simple (coiled) tubular glands for merocrine secretion
-located in dermis (everywhere but lips)
-function for thermoregulation and excretion
-stratified cuboidal epithelium of secretory coil has pale (clear) cells, dark cells, and myoepithelial cells


what is sweat composed of? what can this indicate?

water, ammonia, NaCl, urea, uric acid, organic compounds, bacterial peptides, proteolytic enzymes
-if altered composition, can be a disease indicator


how is secretion of eccrine sweat glands controlled?

by cholinergic fibers of sympathetic nervous system


what are pale (clear) cells of eccrine sweat glands? what do they do and contain?

secrete fluid to make water of sweat
-pyramidal to columnar in shape
-located at periphery, resting on basal lamina
-have abundant mitochondria and tight junctions
-possess microvilli and intracellular canaliculli


what are dark cells of eccrine sweat glands? what do they do, secrete, and where are they?

pyramidal in shape, loccated near lumen
-secrete glycoPRO and PRO, including bactericidal peptides


what are sweat ducts? where are they and what do they do?

epithelium stains darker than in secretory coil
-reabsorbs NaCl and water
-abundant Na+/K+ ATPase in basal membrane
-abundant mitochondria
-tight junctions


what are apocrine sweat glands? where are they, what do they do?

located in axillary, areolar, and perineal regions and associated with hair shafts
-despite name, has merocrine secretion
-simple coiled glands
--secretory part is lined by simple cuboidal epithelium and has large lumen
-secretions may include pheromones


what are apocrine sweat gland secretions stimulated by?

adrenergic fibers of sympathetic nervous system


what does septa do for compound glands?

divide parenchyma into lobules
-contains interlobular ducts


what does connective tissue stroma of compound glands contain?

-capillary plexus that surrounds secretory and ductal components
-nerves that control secretion: parasympathetic stimulation and sympathetic inhibition
-lymphocytes and plasma cells


what does compound gland parenchyma contain?

-secretory acini or tubules
-intercalated ducts
-intralobular ducts


what are functions and composition of saliva?

-moisture and lubrication
-initiation of digestion of CHO: alpha amylase
-immune defense: lysozyme, lactoferrin, and sIgA
-secretion of Ca and P to make acquired pellicle (film over tongue and teeth)


what are clinical correlations with salivary glands?

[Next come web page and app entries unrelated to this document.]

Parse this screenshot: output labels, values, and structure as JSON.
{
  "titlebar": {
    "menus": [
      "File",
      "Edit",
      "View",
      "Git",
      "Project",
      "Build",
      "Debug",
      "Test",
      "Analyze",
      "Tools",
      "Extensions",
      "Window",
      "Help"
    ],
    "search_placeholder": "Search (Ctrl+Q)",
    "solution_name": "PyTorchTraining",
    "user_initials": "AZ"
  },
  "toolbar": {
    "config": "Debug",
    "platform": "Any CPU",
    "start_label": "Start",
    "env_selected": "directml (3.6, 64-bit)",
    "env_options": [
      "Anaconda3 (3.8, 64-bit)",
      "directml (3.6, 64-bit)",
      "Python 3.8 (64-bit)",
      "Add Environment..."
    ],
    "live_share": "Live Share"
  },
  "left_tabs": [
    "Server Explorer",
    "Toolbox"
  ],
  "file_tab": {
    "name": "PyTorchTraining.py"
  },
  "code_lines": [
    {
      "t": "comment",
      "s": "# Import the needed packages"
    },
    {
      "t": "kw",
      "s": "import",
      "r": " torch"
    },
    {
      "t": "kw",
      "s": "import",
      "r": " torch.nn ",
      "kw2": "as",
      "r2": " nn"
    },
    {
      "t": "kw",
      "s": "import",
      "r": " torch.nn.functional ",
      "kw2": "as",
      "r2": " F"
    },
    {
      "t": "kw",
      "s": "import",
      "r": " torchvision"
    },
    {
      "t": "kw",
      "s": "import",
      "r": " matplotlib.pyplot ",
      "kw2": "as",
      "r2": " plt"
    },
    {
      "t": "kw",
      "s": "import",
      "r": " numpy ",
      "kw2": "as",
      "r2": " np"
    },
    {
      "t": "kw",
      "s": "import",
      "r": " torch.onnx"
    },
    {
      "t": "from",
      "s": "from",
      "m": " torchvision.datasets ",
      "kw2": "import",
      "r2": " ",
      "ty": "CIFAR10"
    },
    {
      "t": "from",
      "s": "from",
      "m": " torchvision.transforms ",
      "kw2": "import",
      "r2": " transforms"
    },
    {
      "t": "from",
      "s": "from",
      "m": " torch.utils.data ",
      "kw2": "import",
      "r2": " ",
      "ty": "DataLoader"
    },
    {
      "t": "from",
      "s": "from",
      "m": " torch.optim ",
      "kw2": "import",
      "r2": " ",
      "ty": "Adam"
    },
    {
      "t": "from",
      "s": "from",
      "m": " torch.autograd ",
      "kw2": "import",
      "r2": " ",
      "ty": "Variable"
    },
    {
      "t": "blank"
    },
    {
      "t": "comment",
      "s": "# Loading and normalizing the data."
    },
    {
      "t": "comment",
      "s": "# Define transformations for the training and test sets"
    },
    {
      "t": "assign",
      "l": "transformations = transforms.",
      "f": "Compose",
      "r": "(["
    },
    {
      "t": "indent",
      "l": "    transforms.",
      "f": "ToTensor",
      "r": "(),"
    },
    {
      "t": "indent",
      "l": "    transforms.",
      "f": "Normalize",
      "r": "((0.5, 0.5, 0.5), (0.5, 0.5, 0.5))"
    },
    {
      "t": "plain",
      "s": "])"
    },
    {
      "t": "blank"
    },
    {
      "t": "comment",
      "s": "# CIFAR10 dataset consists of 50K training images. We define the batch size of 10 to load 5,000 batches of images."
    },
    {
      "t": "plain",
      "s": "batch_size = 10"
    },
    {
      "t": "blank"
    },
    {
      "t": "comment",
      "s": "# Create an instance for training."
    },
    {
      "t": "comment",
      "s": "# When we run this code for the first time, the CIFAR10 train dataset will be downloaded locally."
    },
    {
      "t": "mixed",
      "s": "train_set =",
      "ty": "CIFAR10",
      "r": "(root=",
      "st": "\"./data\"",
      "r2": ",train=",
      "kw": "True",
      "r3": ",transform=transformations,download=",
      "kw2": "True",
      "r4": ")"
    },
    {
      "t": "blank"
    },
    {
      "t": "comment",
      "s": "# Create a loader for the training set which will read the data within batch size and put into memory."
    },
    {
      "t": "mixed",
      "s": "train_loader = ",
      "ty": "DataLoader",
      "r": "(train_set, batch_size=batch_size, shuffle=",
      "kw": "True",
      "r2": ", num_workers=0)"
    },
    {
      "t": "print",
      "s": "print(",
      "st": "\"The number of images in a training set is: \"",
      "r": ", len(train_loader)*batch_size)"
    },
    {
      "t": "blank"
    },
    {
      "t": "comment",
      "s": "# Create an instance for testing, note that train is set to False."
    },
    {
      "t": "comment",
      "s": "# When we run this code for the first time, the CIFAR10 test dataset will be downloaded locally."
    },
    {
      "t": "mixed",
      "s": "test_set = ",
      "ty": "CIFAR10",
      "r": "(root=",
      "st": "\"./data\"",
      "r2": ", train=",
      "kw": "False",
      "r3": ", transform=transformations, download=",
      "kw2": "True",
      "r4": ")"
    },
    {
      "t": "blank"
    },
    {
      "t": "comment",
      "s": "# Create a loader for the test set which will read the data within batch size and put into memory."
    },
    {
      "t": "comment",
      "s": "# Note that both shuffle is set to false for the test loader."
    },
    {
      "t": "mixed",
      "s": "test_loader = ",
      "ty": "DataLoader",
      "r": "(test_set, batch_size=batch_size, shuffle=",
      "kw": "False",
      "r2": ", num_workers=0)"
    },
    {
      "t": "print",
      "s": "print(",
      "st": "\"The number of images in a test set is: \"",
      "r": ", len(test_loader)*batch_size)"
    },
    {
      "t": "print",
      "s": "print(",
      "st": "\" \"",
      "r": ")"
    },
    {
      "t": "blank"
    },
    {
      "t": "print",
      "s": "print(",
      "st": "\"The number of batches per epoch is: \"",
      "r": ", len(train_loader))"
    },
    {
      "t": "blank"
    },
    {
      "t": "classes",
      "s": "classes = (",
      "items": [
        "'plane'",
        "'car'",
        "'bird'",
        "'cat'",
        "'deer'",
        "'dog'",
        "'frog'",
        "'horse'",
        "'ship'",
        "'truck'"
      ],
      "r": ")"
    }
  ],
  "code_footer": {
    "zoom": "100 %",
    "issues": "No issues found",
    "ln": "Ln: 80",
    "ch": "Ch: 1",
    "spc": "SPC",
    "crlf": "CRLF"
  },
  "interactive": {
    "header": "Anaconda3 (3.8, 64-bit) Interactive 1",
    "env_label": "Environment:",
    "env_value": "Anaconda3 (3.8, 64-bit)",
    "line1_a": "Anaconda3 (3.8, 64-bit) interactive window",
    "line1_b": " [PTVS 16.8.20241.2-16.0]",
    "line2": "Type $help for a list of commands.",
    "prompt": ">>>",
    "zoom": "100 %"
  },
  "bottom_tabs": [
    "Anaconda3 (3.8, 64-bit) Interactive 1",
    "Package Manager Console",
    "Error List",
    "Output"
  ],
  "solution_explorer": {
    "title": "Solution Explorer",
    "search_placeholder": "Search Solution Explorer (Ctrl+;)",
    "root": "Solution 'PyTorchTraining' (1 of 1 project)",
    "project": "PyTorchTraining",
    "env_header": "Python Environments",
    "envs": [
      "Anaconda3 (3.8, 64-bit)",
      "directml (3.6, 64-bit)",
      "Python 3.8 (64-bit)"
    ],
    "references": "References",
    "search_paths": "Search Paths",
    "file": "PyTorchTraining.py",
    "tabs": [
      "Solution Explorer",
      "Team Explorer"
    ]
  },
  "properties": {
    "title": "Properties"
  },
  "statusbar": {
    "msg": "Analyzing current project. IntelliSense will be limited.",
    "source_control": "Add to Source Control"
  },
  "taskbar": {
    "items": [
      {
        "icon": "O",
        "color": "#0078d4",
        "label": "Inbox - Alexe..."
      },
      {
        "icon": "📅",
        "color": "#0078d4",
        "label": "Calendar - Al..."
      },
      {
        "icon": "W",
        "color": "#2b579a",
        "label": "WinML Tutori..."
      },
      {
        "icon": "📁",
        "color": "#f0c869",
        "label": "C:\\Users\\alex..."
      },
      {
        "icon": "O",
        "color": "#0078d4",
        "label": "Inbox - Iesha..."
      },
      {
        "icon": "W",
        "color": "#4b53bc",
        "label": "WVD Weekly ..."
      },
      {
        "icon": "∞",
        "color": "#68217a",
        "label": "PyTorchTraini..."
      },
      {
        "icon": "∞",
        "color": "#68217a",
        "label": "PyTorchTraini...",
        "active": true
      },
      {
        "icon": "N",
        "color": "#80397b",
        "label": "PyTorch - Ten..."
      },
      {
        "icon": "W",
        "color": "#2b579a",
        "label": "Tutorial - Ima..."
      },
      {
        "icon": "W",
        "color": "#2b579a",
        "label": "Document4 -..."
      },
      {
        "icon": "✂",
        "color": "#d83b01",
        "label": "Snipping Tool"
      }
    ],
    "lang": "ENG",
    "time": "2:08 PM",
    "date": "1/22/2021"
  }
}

1. reduced function of salivary glands due to radiotherapy or disease
-dental caries
-oral mucosa atrophy
-speech difficulties
2. salivary gland tumors
-80% benign
-pleiomorphic adenoma
--65% of benign tumors
--accumulation of cartilage-like material made by myoepithelial cells